Diving Deeper

Recommended Actions to Bring Digital Equity to all Chicagoans

Our recommendations for addressing the three prongs of digital inequity – connectivity, device ownership, and access to training – will require a community-led “all hands on deck” approach.

Each recommendation will require commitment from the public sector – including the city of Chicago, the state of Illinois, and/or the federal government – as well as our city’s private sector and broader civic community. Community anchor institutions – both government institutions like CPS and Chicago Public Library (CPL) – as well as community-based nonprofits, will play a critical role.

Through planning, execution, sustained funding, and an abiding commitment to maintain momentum and realize this historic opportunity, the city of Chicago can become the first large urban city to eradicate the digital divide, unleashing the potential of all residents to thrive regardless of ZIP code.

1. Connect All Chicagoans to Free or Low-cost High-speed Internet. Internet access is now as essential as water and electricity. Access to affordable, reliable, high-speed broadband is necessary to fully participate in modern life. In response to the global COVID-19 pandemic and inspired by the FCC’s case study on Chicago Connected, the United States Congress appropriated $3.2 billion to the FCC in late 2020 to help low-income households pay for broadband service. By late 2021, the EBB Program became the Affordable Connectivity Program (ACP), a new, long-term $14 billion initiative that provides a discount of up to $30 per month toward internet service for eligible households.

2. Close Chicago’s Device Gap. There are already enough devices in Chicago today to ensure every household can own one. Let’s refurbish and distribute them. Chicago has the hardware, technical and operational expertise, and the capacity to fully eliminate the city’s 260,000 device gap over the next three years.
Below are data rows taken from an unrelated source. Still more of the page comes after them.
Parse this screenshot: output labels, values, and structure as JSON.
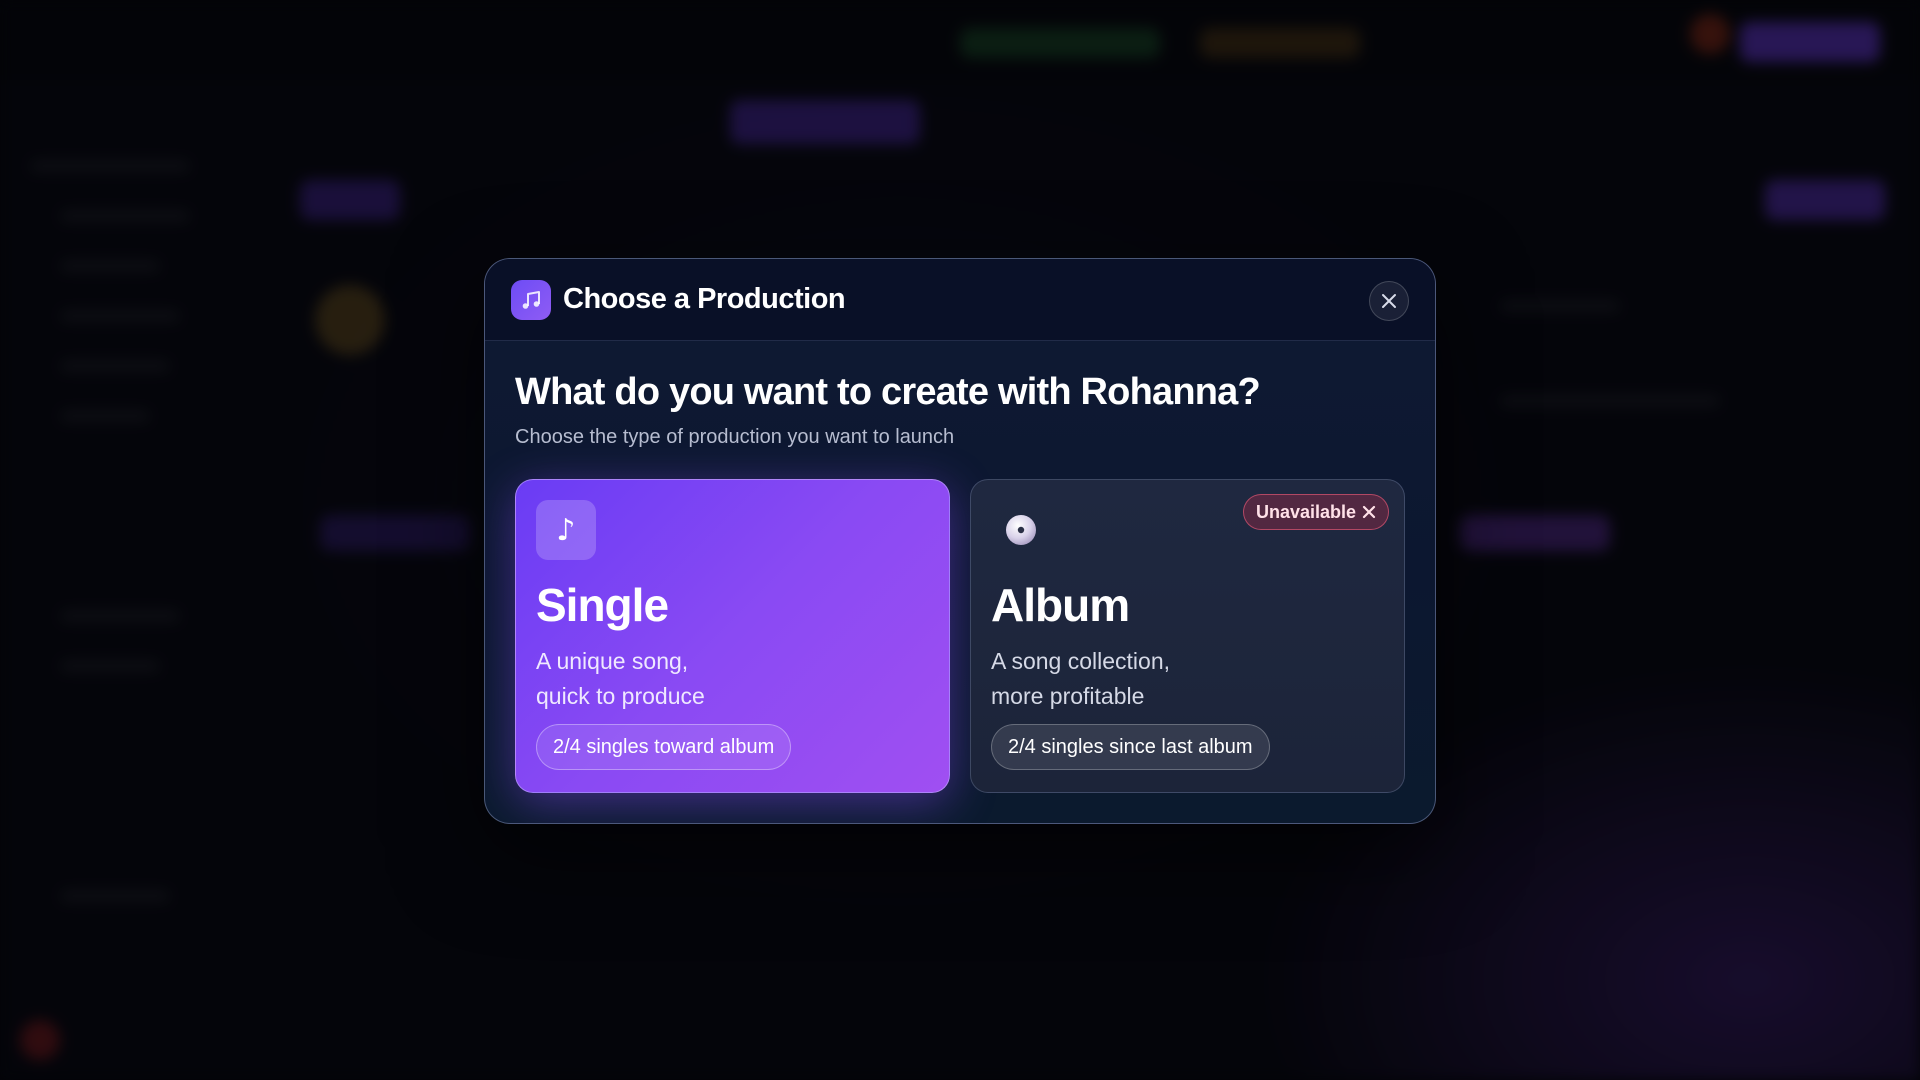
{
  "modal": {
    "title": "Choose a Production",
    "question": "What do you want to create with Rohanna?",
    "subtitle": "Choose the type of production you want to launch",
    "header_icon": "music-icon",
    "close_icon": "close-icon"
  },
  "options": [
    {
      "id": "single",
      "icon": "music-note-icon",
      "icon_glyph": "♪",
      "title": "Single",
      "desc_line1": "A unique song,",
      "desc_line2": "quick to produce",
      "progress_label": "2/4 singles toward album",
      "selected": true,
      "accent": "#8a4af3"
    },
    {
      "id": "album",
      "icon": "disc-icon",
      "title": "Album",
      "desc_line1": "A song collection,",
      "desc_line2": "more profitable",
      "progress_label": "2/4 singles since last album",
      "badge": "Unavailable",
      "badge_icon": "close-icon",
      "available": false,
      "badge_color": "#e65a78"
    }
  ],
  "colors": {
    "modal_bg": "#0f1a33",
    "single_gradient_start": "#6a3cf4",
    "single_gradient_end": "#a04ff2",
    "album_bg": "#1f2840"
  }
}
With 10 Fortune 500 companies headquartered in the city and more than 165,000 tech workers, Chicago’s corporate sector has an ample supply of laptops and desktops. Chicago’s public sector, too, possesses hundreds of thousands of laptops and desktops, with more than 200,000 at CPS locations and thousands more owned by the city of Chicago, the City Colleges of Chicago (CCC), CPL, the Chicago Park District, the Chicago Transit Authority, and the Chicago Police Department.

3. Offer Free and Low-cost Digital Learning Resources That Meet Chicagoans’ Needs. For non digital natives, non-English speakers, and other populations, navigating the internet can be a barrier. Let’s remove this obstacle by leveraging existing resources and procuring new tools tailored to addressing every Chicagoan’s unique learning needs.

Chicago has an abundance of free and low-cost digital learning resources. In fall 2020, the Chicago Connected program launched its Guiding Team composed of parents, community organizations, government agencies, and digital learning experts to curate best-in-class digital resources tailored to the needs of Chicago Connected families.

Since then, 2 in 3 Chicago Connected participants have expressed interest in technology training. The Guiding Team implemented a three-pronged approach to serving families’ digital literacy needs: self-paced resources, live trainings from local CBOs, and access to citywide, one-on-one tech support.